ACTION ITEM: Retype each line of the material exactly, please, skipping any picture in it.

MATERIAL TO PROCESS:

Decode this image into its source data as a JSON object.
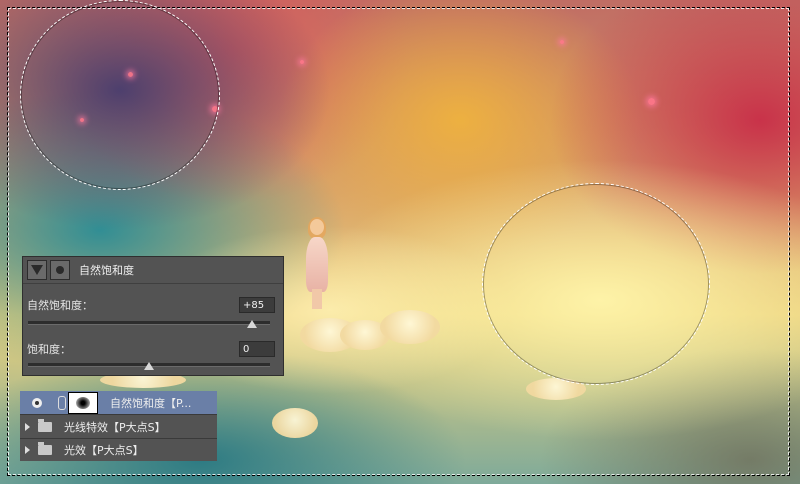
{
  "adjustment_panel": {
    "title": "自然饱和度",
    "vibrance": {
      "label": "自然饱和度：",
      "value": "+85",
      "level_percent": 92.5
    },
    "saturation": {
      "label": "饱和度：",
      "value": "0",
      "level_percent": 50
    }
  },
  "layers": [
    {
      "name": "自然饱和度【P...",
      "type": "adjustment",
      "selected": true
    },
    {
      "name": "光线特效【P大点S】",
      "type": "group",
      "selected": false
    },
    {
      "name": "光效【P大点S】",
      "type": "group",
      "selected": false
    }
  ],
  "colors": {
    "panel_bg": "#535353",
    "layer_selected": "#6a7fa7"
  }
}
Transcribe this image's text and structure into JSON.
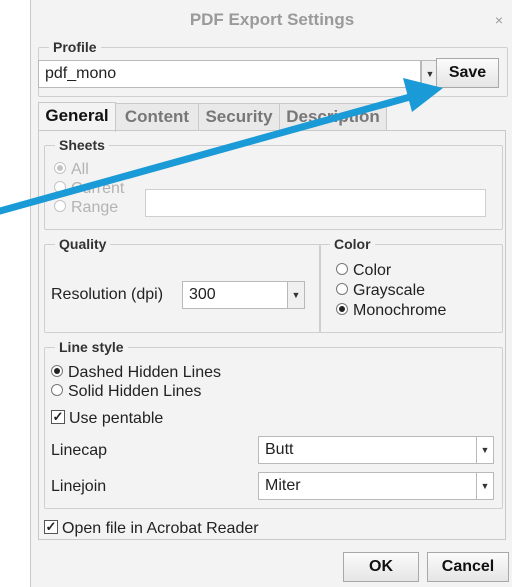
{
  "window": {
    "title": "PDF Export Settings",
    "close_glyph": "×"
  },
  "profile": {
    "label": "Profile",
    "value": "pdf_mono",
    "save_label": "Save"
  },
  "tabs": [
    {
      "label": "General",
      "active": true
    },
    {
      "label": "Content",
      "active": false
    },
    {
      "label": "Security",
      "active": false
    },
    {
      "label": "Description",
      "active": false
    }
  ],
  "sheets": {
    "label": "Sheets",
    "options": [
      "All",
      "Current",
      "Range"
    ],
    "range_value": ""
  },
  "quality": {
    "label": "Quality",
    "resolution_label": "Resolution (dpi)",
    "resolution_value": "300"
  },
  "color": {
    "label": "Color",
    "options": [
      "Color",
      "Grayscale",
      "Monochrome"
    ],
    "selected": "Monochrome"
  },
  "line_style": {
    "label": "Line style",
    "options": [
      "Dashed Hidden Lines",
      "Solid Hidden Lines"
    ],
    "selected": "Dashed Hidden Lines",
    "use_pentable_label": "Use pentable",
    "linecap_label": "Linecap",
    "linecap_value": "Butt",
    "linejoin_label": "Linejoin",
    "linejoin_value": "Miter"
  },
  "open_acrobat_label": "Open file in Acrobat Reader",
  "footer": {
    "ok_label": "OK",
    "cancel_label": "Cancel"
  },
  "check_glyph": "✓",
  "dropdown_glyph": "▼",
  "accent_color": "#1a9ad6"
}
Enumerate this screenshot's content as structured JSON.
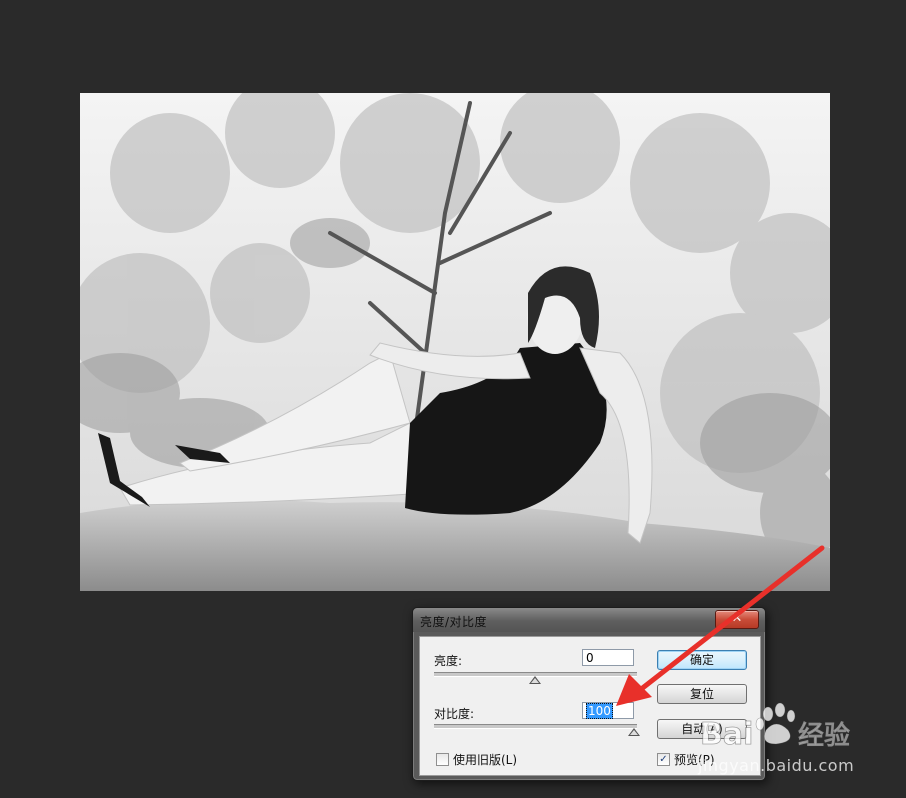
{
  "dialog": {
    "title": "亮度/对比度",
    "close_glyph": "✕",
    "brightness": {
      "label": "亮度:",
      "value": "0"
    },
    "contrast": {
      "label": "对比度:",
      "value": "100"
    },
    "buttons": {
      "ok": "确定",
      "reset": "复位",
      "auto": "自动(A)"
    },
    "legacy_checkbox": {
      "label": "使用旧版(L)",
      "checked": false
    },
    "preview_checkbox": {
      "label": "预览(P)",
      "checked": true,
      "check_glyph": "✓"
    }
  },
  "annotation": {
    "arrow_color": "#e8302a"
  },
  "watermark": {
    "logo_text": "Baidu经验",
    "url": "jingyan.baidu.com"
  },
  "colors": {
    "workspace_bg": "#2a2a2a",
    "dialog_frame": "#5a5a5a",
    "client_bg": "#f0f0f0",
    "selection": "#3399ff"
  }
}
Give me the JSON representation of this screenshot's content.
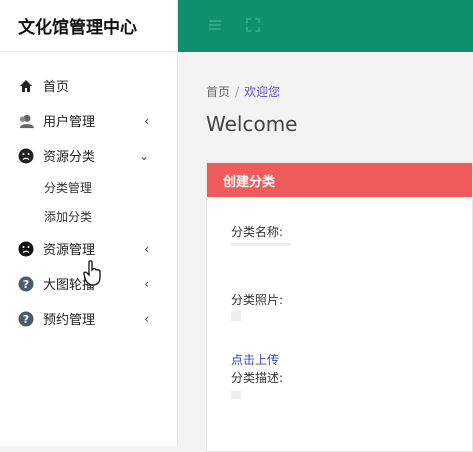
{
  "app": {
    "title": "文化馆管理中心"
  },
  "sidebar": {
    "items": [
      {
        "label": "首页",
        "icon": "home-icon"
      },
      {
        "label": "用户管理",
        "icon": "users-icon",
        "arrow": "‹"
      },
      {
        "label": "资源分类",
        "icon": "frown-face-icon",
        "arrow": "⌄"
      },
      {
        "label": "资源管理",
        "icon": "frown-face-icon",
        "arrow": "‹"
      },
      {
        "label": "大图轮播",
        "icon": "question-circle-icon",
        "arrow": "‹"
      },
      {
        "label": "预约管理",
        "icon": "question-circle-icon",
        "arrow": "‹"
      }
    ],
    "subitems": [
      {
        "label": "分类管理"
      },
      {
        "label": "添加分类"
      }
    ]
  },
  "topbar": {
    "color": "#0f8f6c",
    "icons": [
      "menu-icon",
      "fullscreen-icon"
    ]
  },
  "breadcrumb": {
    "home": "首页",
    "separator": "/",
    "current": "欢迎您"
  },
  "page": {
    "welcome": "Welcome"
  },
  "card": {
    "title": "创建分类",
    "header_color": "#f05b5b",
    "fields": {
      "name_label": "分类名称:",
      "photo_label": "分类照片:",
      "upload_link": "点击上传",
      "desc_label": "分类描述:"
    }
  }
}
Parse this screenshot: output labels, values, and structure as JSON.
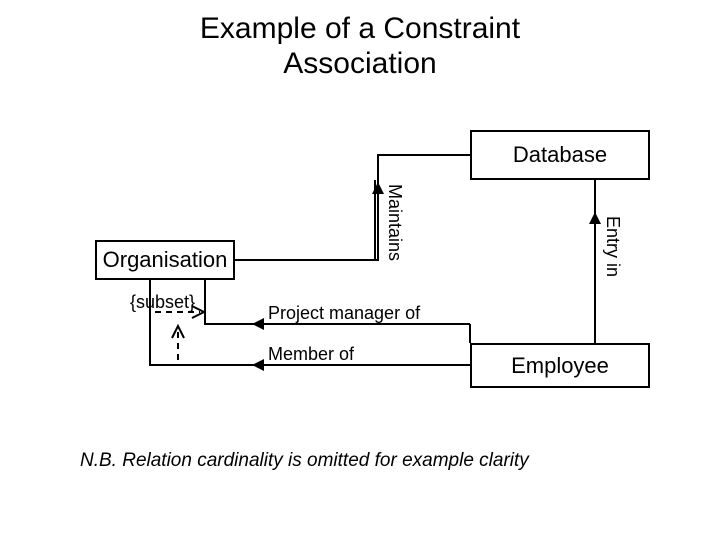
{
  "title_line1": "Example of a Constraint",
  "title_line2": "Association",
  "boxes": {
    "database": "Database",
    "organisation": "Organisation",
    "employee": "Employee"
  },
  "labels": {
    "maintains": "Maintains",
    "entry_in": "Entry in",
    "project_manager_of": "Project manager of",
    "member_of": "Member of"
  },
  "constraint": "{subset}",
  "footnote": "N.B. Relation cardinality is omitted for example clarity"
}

ANSWER SECTION:
Decode this image into its source data as a JSON object.
{
  "adjustment_panel": {
    "title": "自然饱和度",
    "vibrance": {
      "label": "自然饱和度：",
      "value": "+85",
      "level_percent": 92.5
    },
    "saturation": {
      "label": "饱和度：",
      "value": "0",
      "level_percent": 50
    }
  },
  "layers": [
    {
      "name": "自然饱和度【P...",
      "type": "adjustment",
      "selected": true
    },
    {
      "name": "光线特效【P大点S】",
      "type": "group",
      "selected": false
    },
    {
      "name": "光效【P大点S】",
      "type": "group",
      "selected": false
    }
  ],
  "colors": {
    "panel_bg": "#535353",
    "layer_selected": "#6a7fa7"
  }
}
Transcribe this image's text and structure into JSON.
{
  "window": {
    "title": "PDF Export Settings",
    "close_glyph": "×"
  },
  "profile": {
    "label": "Profile",
    "value": "pdf_mono",
    "save_label": "Save"
  },
  "tabs": [
    {
      "label": "General",
      "active": true
    },
    {
      "label": "Content",
      "active": false
    },
    {
      "label": "Security",
      "active": false
    },
    {
      "label": "Description",
      "active": false
    }
  ],
  "sheets": {
    "label": "Sheets",
    "options": [
      "All",
      "Current",
      "Range"
    ],
    "range_value": ""
  },
  "quality": {
    "label": "Quality",
    "resolution_label": "Resolution (dpi)",
    "resolution_value": "300"
  },
  "color": {
    "label": "Color",
    "options": [
      "Color",
      "Grayscale",
      "Monochrome"
    ],
    "selected": "Monochrome"
  },
  "line_style": {
    "label": "Line style",
    "options": [
      "Dashed Hidden Lines",
      "Solid Hidden Lines"
    ],
    "selected": "Dashed Hidden Lines",
    "use_pentable_label": "Use pentable",
    "linecap_label": "Linecap",
    "linecap_value": "Butt",
    "linejoin_label": "Linejoin",
    "linejoin_value": "Miter"
  },
  "open_acrobat_label": "Open file in Acrobat Reader",
  "footer": {
    "ok_label": "OK",
    "cancel_label": "Cancel"
  },
  "check_glyph": "✓",
  "dropdown_glyph": "▼",
  "accent_color": "#1a9ad6"
}
Enumerate this screenshot's content as structured JSON.
{
  "dialog": {
    "title": "亮度/对比度",
    "close_glyph": "✕",
    "brightness": {
      "label": "亮度:",
      "value": "0"
    },
    "contrast": {
      "label": "对比度:",
      "value": "100"
    },
    "buttons": {
      "ok": "确定",
      "reset": "复位",
      "auto": "自动(A)"
    },
    "legacy_checkbox": {
      "label": "使用旧版(L)",
      "checked": false
    },
    "preview_checkbox": {
      "label": "预览(P)",
      "checked": true,
      "check_glyph": "✓"
    }
  },
  "annotation": {
    "arrow_color": "#e8302a"
  },
  "watermark": {
    "logo_text": "Baidu经验",
    "url": "jingyan.baidu.com"
  },
  "colors": {
    "workspace_bg": "#2a2a2a",
    "dialog_frame": "#5a5a5a",
    "client_bg": "#f0f0f0",
    "selection": "#3399ff"
  }
}
Give me the JSON representation of this screenshot's content.
{
  "app": {
    "title": "文化馆管理中心"
  },
  "sidebar": {
    "items": [
      {
        "label": "首页",
        "icon": "home-icon"
      },
      {
        "label": "用户管理",
        "icon": "users-icon",
        "arrow": "‹"
      },
      {
        "label": "资源分类",
        "icon": "frown-face-icon",
        "arrow": "⌄"
      },
      {
        "label": "资源管理",
        "icon": "frown-face-icon",
        "arrow": "‹"
      },
      {
        "label": "大图轮播",
        "icon": "question-circle-icon",
        "arrow": "‹"
      },
      {
        "label": "预约管理",
        "icon": "question-circle-icon",
        "arrow": "‹"
      }
    ],
    "subitems": [
      {
        "label": "分类管理"
      },
      {
        "label": "添加分类"
      }
    ]
  },
  "topbar": {
    "color": "#0f8f6c",
    "icons": [
      "menu-icon",
      "fullscreen-icon"
    ]
  },
  "breadcrumb": {
    "home": "首页",
    "separator": "/",
    "current": "欢迎您"
  },
  "page": {
    "welcome": "Welcome"
  },
  "card": {
    "title": "创建分类",
    "header_color": "#f05b5b",
    "fields": {
      "name_label": "分类名称:",
      "photo_label": "分类照片:",
      "upload_link": "点击上传",
      "desc_label": "分类描述:"
    }
  }
}
Parse this screenshot: output labels, values, and structure as JSON.
{
  "title_line1": "Example of a Constraint",
  "title_line2": "Association",
  "boxes": {
    "database": "Database",
    "organisation": "Organisation",
    "employee": "Employee"
  },
  "labels": {
    "maintains": "Maintains",
    "entry_in": "Entry in",
    "project_manager_of": "Project manager of",
    "member_of": "Member of"
  },
  "constraint": "{subset}",
  "footnote": "N.B. Relation cardinality is omitted for example clarity"
}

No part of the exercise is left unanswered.